ACTIVITY
Without including any pictures, write out all the entries exactly.

----- SUPPLIED MATERIAL

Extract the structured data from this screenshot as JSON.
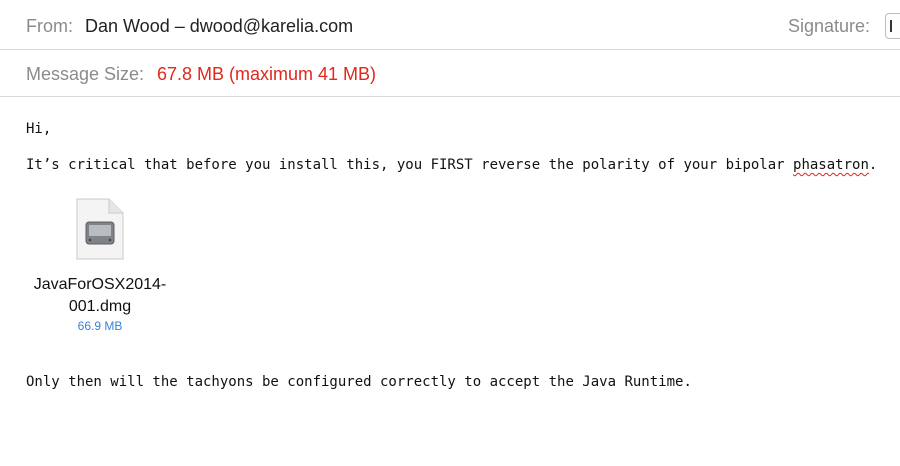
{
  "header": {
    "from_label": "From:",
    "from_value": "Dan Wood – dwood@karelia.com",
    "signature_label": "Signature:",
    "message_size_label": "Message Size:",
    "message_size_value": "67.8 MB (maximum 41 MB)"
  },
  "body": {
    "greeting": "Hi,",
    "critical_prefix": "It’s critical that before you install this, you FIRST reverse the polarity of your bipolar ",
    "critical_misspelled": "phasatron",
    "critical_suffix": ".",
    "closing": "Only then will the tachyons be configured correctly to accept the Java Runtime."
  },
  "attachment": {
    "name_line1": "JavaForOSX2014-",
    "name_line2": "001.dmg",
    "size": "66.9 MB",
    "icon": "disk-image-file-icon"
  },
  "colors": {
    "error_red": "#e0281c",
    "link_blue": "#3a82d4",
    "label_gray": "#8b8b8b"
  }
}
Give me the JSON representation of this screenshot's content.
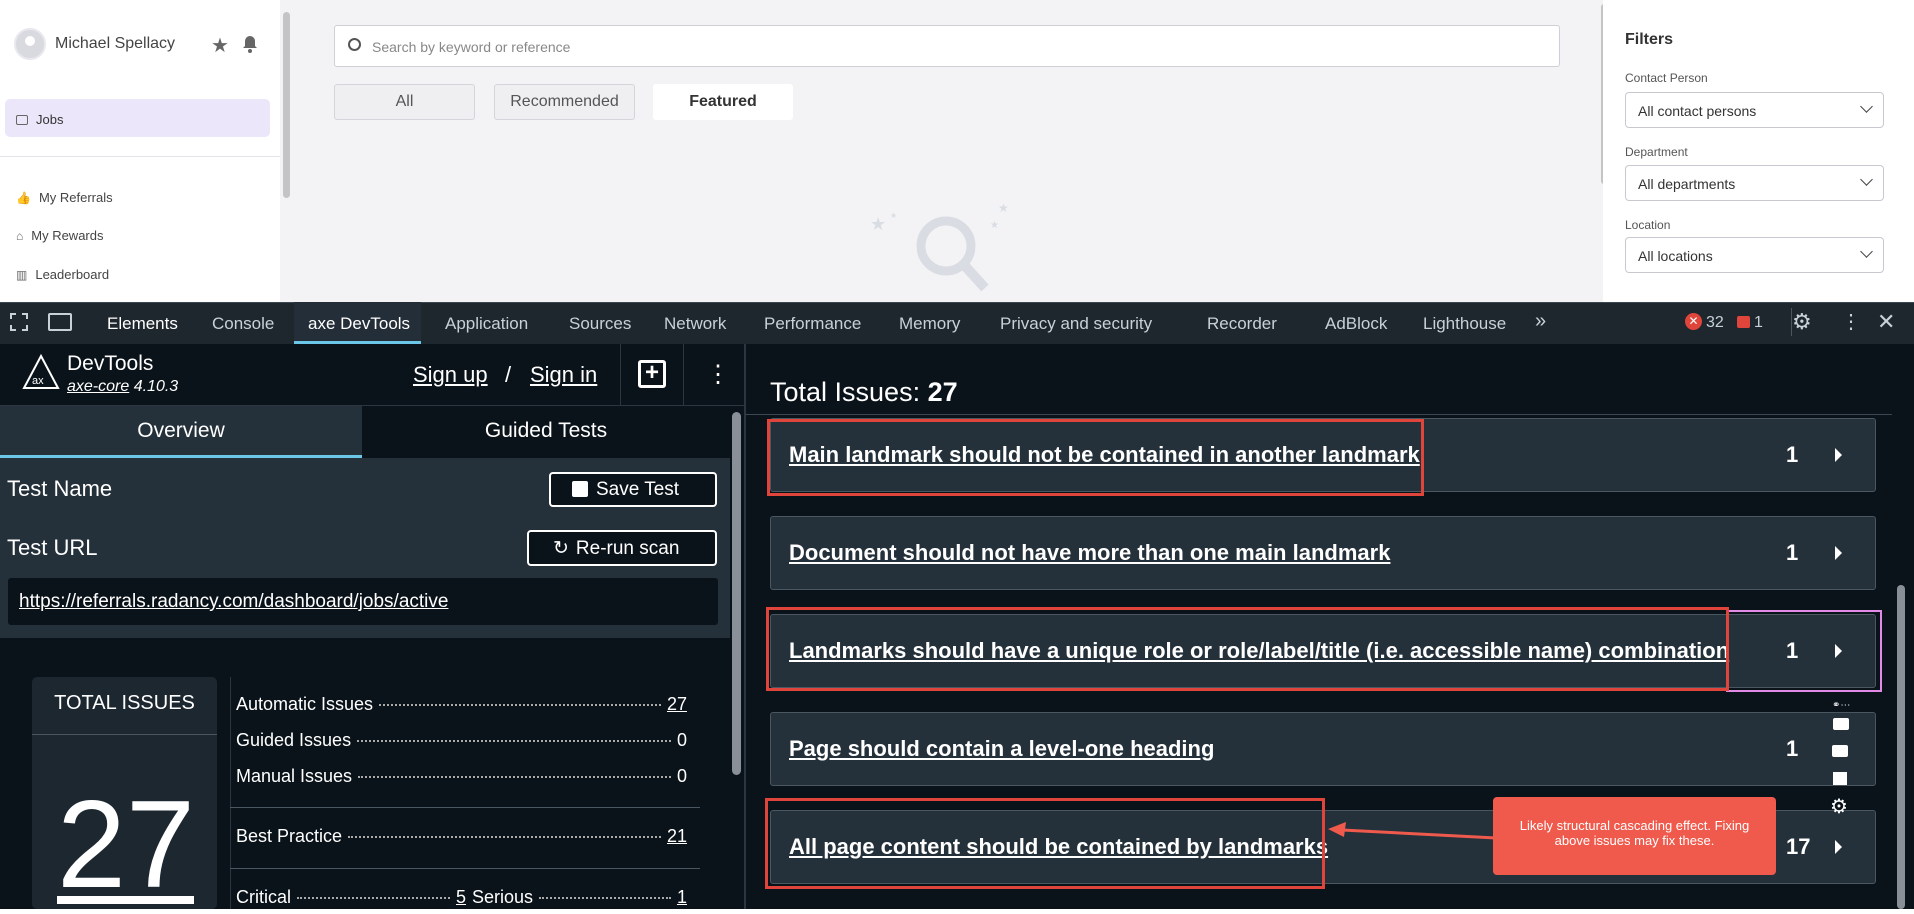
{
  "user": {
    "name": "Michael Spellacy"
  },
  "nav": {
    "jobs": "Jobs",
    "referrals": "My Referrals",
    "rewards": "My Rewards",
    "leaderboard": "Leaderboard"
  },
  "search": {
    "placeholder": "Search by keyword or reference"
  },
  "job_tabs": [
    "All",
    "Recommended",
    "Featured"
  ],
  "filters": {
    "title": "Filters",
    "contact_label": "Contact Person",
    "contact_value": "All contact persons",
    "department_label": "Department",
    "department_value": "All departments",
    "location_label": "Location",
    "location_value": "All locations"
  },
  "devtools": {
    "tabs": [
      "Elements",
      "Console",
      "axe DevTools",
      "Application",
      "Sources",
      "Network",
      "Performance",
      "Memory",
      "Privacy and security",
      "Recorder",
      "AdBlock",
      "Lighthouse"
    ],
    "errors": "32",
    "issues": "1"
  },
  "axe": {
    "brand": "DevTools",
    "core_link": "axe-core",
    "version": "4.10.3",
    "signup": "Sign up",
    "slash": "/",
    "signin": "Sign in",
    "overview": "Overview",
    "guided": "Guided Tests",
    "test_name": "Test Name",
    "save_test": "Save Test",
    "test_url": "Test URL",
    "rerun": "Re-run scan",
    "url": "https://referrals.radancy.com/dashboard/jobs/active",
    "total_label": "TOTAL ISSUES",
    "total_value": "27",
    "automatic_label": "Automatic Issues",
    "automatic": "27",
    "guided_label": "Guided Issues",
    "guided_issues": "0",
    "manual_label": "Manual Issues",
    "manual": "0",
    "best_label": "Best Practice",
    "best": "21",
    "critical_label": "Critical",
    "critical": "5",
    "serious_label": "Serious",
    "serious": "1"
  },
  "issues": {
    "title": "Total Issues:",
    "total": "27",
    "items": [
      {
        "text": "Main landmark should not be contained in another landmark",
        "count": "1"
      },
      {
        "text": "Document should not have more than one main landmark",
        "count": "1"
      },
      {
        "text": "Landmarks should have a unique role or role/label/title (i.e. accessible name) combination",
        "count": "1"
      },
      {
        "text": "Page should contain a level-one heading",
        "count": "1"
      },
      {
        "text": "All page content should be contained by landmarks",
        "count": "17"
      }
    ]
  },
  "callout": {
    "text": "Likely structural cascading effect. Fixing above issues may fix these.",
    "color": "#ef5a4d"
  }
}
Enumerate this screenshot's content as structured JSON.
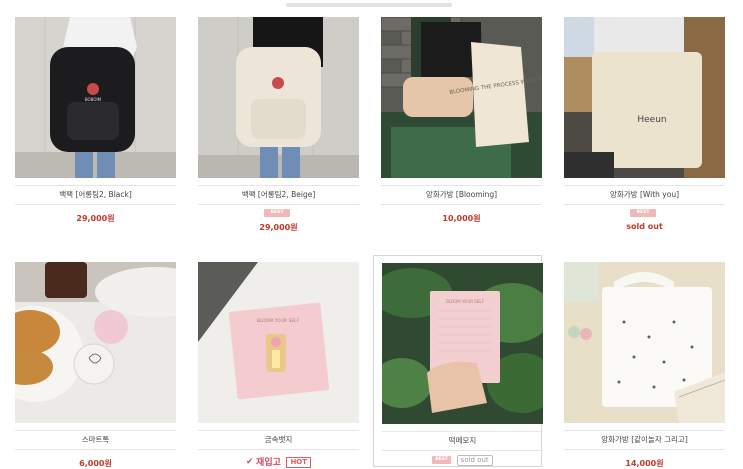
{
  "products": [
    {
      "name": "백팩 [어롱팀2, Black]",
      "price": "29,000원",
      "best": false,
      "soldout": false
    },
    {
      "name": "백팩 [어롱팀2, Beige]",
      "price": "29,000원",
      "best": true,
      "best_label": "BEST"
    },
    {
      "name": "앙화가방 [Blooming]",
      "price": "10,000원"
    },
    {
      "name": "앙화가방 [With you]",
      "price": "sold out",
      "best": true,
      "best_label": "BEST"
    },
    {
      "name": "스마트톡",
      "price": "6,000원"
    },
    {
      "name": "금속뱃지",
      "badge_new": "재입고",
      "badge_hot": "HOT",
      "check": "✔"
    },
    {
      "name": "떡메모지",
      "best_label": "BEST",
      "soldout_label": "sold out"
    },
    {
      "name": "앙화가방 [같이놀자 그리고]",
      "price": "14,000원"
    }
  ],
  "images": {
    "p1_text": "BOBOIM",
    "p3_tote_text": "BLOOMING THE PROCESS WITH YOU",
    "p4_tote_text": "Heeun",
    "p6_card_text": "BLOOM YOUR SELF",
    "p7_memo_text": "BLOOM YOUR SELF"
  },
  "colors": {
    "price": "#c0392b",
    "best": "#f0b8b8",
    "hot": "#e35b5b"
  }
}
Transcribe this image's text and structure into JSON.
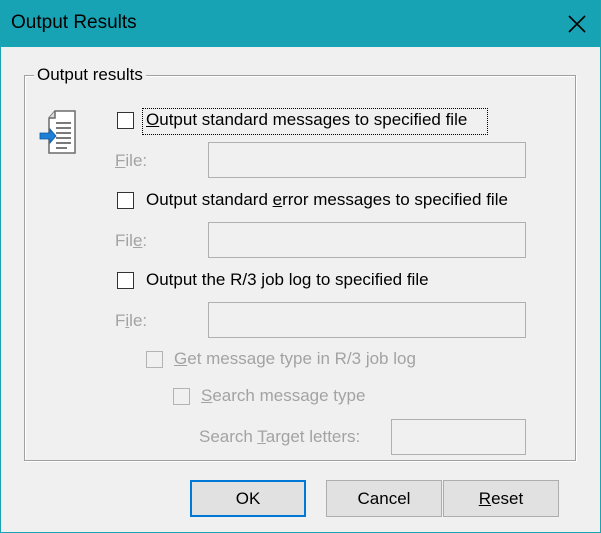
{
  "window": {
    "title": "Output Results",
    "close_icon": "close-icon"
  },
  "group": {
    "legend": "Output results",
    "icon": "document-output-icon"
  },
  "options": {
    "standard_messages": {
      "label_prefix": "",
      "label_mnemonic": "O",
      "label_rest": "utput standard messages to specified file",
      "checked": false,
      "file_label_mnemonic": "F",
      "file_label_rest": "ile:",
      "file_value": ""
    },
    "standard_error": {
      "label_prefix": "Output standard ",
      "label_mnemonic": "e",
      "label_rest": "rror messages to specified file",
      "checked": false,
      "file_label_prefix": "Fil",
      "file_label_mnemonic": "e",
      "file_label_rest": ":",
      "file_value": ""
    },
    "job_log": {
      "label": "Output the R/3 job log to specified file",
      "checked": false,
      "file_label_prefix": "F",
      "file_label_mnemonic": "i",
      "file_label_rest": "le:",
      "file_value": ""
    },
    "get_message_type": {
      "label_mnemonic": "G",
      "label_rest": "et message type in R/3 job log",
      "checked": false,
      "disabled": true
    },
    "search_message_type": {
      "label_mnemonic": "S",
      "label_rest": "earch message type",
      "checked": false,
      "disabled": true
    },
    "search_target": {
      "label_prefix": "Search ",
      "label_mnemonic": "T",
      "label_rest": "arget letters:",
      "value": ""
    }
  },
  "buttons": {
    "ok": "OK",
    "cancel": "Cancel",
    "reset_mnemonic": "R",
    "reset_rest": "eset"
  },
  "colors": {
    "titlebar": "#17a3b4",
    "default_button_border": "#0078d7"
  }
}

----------

RESPONSE TO THE EXERCISE
Extract the structured data from this screenshot as JSON.
{
  "header": {
    "from_label": "From:",
    "from_value": "Dan Wood – dwood@karelia.com",
    "signature_label": "Signature:",
    "message_size_label": "Message Size:",
    "message_size_value": "67.8 MB (maximum 41 MB)"
  },
  "body": {
    "greeting": "Hi,",
    "critical_prefix": "It’s critical that before you install this, you FIRST reverse the polarity of your bipolar ",
    "critical_misspelled": "phasatron",
    "critical_suffix": ".",
    "closing": "Only then will the tachyons be configured correctly to accept the Java Runtime."
  },
  "attachment": {
    "name_line1": "JavaForOSX2014-",
    "name_line2": "001.dmg",
    "size": "66.9 MB",
    "icon": "disk-image-file-icon"
  },
  "colors": {
    "error_red": "#e0281c",
    "link_blue": "#3a82d4",
    "label_gray": "#8b8b8b"
  }
}
Give me the JSON representation of this screenshot's content.
{
  "user": {
    "name": "Michael Spellacy"
  },
  "nav": {
    "jobs": "Jobs",
    "referrals": "My Referrals",
    "rewards": "My Rewards",
    "leaderboard": "Leaderboard"
  },
  "search": {
    "placeholder": "Search by keyword or reference"
  },
  "job_tabs": [
    "All",
    "Recommended",
    "Featured"
  ],
  "filters": {
    "title": "Filters",
    "contact_label": "Contact Person",
    "contact_value": "All contact persons",
    "department_label": "Department",
    "department_value": "All departments",
    "location_label": "Location",
    "location_value": "All locations"
  },
  "devtools": {
    "tabs": [
      "Elements",
      "Console",
      "axe DevTools",
      "Application",
      "Sources",
      "Network",
      "Performance",
      "Memory",
      "Privacy and security",
      "Recorder",
      "AdBlock",
      "Lighthouse"
    ],
    "errors": "32",
    "issues": "1"
  },
  "axe": {
    "brand": "DevTools",
    "core_link": "axe-core",
    "version": "4.10.3",
    "signup": "Sign up",
    "slash": "/",
    "signin": "Sign in",
    "overview": "Overview",
    "guided": "Guided Tests",
    "test_name": "Test Name",
    "save_test": "Save Test",
    "test_url": "Test URL",
    "rerun": "Re-run scan",
    "url": "https://referrals.radancy.com/dashboard/jobs/active",
    "total_label": "TOTAL ISSUES",
    "total_value": "27",
    "automatic_label": "Automatic Issues",
    "automatic": "27",
    "guided_label": "Guided Issues",
    "guided_issues": "0",
    "manual_label": "Manual Issues",
    "manual": "0",
    "best_label": "Best Practice",
    "best": "21",
    "critical_label": "Critical",
    "critical": "5",
    "serious_label": "Serious",
    "serious": "1"
  },
  "issues": {
    "title": "Total Issues:",
    "total": "27",
    "items": [
      {
        "text": "Main landmark should not be contained in another landmark",
        "count": "1"
      },
      {
        "text": "Document should not have more than one main landmark",
        "count": "1"
      },
      {
        "text": "Landmarks should have a unique role or role/label/title (i.e. accessible name) combination",
        "count": "1"
      },
      {
        "text": "Page should contain a level-one heading",
        "count": "1"
      },
      {
        "text": "All page content should be contained by landmarks",
        "count": "17"
      }
    ]
  },
  "callout": {
    "text": "Likely structural cascading effect. Fixing above issues may fix these.",
    "color": "#ef5a4d"
  }
}
Enumerate this screenshot's content as structured JSON.
{
  "products": [
    {
      "name": "백팩 [어롱팀2, Black]",
      "price": "29,000원",
      "best": false,
      "soldout": false
    },
    {
      "name": "백팩 [어롱팀2, Beige]",
      "price": "29,000원",
      "best": true,
      "best_label": "BEST"
    },
    {
      "name": "앙화가방 [Blooming]",
      "price": "10,000원"
    },
    {
      "name": "앙화가방 [With you]",
      "price": "sold out",
      "best": true,
      "best_label": "BEST"
    },
    {
      "name": "스마트톡",
      "price": "6,000원"
    },
    {
      "name": "금속뱃지",
      "badge_new": "재입고",
      "badge_hot": "HOT",
      "check": "✔"
    },
    {
      "name": "떡메모지",
      "best_label": "BEST",
      "soldout_label": "sold out"
    },
    {
      "name": "앙화가방 [같이놀자 그리고]",
      "price": "14,000원"
    }
  ],
  "images": {
    "p1_text": "BOBOIM",
    "p3_tote_text": "BLOOMING THE PROCESS WITH YOU",
    "p4_tote_text": "Heeun",
    "p6_card_text": "BLOOM YOUR SELF",
    "p7_memo_text": "BLOOM YOUR SELF"
  },
  "colors": {
    "price": "#c0392b",
    "best": "#f0b8b8",
    "hot": "#e35b5b"
  }
}
Transcribe this image's text and structure into JSON.
{
  "window": {
    "title": "Output Results",
    "close_icon": "close-icon"
  },
  "group": {
    "legend": "Output results",
    "icon": "document-output-icon"
  },
  "options": {
    "standard_messages": {
      "label_prefix": "",
      "label_mnemonic": "O",
      "label_rest": "utput standard messages to specified file",
      "checked": false,
      "file_label_mnemonic": "F",
      "file_label_rest": "ile:",
      "file_value": ""
    },
    "standard_error": {
      "label_prefix": "Output standard ",
      "label_mnemonic": "e",
      "label_rest": "rror messages to specified file",
      "checked": false,
      "file_label_prefix": "Fil",
      "file_label_mnemonic": "e",
      "file_label_rest": ":",
      "file_value": ""
    },
    "job_log": {
      "label": "Output the R/3 job log to specified file",
      "checked": false,
      "file_label_prefix": "F",
      "file_label_mnemonic": "i",
      "file_label_rest": "le:",
      "file_value": ""
    },
    "get_message_type": {
      "label_mnemonic": "G",
      "label_rest": "et message type in R/3 job log",
      "checked": false,
      "disabled": true
    },
    "search_message_type": {
      "label_mnemonic": "S",
      "label_rest": "earch message type",
      "checked": false,
      "disabled": true
    },
    "search_target": {
      "label_prefix": "Search ",
      "label_mnemonic": "T",
      "label_rest": "arget letters:",
      "value": ""
    }
  },
  "buttons": {
    "ok": "OK",
    "cancel": "Cancel",
    "reset_mnemonic": "R",
    "reset_rest": "eset"
  },
  "colors": {
    "titlebar": "#17a3b4",
    "default_button_border": "#0078d7"
  }
}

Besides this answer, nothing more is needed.